━━ DATA SUPPLIED

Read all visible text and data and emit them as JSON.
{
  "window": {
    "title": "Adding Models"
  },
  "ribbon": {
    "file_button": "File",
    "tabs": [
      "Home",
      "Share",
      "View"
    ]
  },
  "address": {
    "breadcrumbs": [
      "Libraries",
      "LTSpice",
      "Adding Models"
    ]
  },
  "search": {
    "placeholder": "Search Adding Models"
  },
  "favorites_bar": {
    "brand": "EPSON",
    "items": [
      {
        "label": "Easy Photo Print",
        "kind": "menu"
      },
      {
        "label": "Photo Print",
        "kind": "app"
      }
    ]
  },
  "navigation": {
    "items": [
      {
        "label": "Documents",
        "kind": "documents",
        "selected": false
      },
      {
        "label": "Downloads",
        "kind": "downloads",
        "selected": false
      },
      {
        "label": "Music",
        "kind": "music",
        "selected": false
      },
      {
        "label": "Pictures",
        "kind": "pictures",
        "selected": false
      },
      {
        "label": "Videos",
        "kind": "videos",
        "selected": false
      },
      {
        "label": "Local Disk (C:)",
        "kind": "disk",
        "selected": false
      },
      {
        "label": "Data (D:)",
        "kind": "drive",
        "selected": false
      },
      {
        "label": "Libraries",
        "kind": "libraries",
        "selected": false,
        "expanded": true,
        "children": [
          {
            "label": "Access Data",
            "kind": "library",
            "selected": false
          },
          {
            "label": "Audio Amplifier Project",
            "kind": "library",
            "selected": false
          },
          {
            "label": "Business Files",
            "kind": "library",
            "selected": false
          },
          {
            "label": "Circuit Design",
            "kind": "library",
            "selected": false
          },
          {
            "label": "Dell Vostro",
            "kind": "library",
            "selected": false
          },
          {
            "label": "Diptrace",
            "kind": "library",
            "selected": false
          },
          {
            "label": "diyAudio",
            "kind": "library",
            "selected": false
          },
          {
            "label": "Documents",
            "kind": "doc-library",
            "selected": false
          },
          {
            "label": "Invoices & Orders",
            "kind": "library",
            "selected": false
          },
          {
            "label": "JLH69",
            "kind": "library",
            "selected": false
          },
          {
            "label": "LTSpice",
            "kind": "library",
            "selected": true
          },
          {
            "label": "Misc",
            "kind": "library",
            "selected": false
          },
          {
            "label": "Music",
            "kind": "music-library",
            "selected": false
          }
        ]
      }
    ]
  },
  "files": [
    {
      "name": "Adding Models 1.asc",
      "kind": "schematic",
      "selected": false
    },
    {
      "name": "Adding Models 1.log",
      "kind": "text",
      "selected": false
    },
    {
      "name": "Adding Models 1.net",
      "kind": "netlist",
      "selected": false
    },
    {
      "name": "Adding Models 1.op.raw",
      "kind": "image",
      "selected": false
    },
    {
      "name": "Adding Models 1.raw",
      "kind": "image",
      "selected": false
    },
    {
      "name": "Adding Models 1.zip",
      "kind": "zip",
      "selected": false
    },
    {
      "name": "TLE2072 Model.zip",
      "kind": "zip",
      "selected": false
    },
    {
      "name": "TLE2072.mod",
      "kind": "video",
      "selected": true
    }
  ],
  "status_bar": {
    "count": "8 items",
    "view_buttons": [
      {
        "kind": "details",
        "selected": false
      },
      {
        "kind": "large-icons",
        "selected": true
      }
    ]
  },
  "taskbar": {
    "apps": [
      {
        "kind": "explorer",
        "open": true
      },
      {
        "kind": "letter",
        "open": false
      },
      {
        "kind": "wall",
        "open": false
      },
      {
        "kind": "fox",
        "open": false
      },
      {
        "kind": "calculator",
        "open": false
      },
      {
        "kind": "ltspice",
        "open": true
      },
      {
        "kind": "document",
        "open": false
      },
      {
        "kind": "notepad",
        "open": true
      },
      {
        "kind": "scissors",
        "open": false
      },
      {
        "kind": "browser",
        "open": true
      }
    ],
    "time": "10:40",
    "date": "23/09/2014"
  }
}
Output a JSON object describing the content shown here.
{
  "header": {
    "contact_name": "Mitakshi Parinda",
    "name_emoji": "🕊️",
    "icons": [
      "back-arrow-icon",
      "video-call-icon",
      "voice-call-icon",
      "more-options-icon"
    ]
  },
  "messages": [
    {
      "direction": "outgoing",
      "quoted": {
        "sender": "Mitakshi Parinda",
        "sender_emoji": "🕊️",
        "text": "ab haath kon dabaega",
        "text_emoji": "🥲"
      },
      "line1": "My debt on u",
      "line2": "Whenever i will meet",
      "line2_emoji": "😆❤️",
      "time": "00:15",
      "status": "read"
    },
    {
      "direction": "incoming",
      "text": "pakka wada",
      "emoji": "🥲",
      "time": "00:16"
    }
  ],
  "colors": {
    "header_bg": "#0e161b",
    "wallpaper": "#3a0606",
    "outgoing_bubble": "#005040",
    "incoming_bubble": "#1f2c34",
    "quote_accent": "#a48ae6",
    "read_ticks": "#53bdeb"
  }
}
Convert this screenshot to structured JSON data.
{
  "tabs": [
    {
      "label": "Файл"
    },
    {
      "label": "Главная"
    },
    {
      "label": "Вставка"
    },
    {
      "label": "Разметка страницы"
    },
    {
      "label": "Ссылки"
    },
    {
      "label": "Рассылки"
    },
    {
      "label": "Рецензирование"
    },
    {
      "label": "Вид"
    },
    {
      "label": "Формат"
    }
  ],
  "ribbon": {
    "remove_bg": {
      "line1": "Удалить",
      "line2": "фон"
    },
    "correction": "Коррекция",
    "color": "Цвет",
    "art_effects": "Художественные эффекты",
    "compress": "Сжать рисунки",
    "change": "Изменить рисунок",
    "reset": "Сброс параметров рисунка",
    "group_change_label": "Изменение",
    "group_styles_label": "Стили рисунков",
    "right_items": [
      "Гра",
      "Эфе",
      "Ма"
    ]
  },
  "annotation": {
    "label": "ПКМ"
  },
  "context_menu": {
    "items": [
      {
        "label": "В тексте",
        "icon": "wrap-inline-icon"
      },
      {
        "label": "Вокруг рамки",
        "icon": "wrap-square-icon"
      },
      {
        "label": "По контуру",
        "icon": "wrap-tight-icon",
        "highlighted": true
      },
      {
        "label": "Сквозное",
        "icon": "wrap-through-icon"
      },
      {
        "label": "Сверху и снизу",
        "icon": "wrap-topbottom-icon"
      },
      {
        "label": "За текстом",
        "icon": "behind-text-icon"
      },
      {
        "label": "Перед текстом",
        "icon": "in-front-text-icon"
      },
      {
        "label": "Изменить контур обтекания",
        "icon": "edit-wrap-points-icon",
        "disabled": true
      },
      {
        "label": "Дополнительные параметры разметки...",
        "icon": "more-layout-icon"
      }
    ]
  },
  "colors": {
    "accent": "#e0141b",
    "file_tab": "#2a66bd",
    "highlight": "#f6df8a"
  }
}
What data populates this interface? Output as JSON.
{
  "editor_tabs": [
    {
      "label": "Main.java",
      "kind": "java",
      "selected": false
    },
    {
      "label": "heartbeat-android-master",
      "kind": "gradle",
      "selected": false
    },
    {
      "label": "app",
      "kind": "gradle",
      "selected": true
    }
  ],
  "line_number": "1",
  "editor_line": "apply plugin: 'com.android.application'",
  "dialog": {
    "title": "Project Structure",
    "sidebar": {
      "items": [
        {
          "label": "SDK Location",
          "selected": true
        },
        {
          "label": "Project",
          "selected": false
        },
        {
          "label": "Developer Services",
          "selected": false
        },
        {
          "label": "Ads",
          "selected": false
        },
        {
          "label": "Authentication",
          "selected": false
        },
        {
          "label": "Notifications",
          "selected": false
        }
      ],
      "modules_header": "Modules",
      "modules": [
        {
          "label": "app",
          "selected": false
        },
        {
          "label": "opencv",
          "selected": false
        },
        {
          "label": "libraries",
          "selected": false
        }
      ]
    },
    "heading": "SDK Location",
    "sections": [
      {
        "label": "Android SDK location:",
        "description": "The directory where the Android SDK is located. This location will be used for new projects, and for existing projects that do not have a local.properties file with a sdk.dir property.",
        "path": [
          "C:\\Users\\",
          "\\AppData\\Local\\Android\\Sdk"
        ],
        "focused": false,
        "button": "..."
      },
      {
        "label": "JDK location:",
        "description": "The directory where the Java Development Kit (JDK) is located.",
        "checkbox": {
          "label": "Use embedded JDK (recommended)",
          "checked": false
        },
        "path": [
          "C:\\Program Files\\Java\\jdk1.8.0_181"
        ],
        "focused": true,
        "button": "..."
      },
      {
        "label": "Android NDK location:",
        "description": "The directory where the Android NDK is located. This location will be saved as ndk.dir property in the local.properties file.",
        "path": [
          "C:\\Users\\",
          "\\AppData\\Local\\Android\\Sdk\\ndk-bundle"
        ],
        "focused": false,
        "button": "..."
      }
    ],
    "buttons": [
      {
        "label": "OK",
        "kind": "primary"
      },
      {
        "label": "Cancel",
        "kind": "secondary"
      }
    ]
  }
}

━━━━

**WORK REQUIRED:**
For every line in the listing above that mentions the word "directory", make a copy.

**FINAL ANSWER:**
        "description": "The directory where the Android SDK is located. This location will be used for new projects, and for existing projects that do not have a local.properties file with a sdk.dir property.",
        "description": "The directory where the Java Development Kit (JDK) is located.",
        "description": "The directory where the Android NDK is located. This location will be saved as ndk.dir property in the local.properties file.",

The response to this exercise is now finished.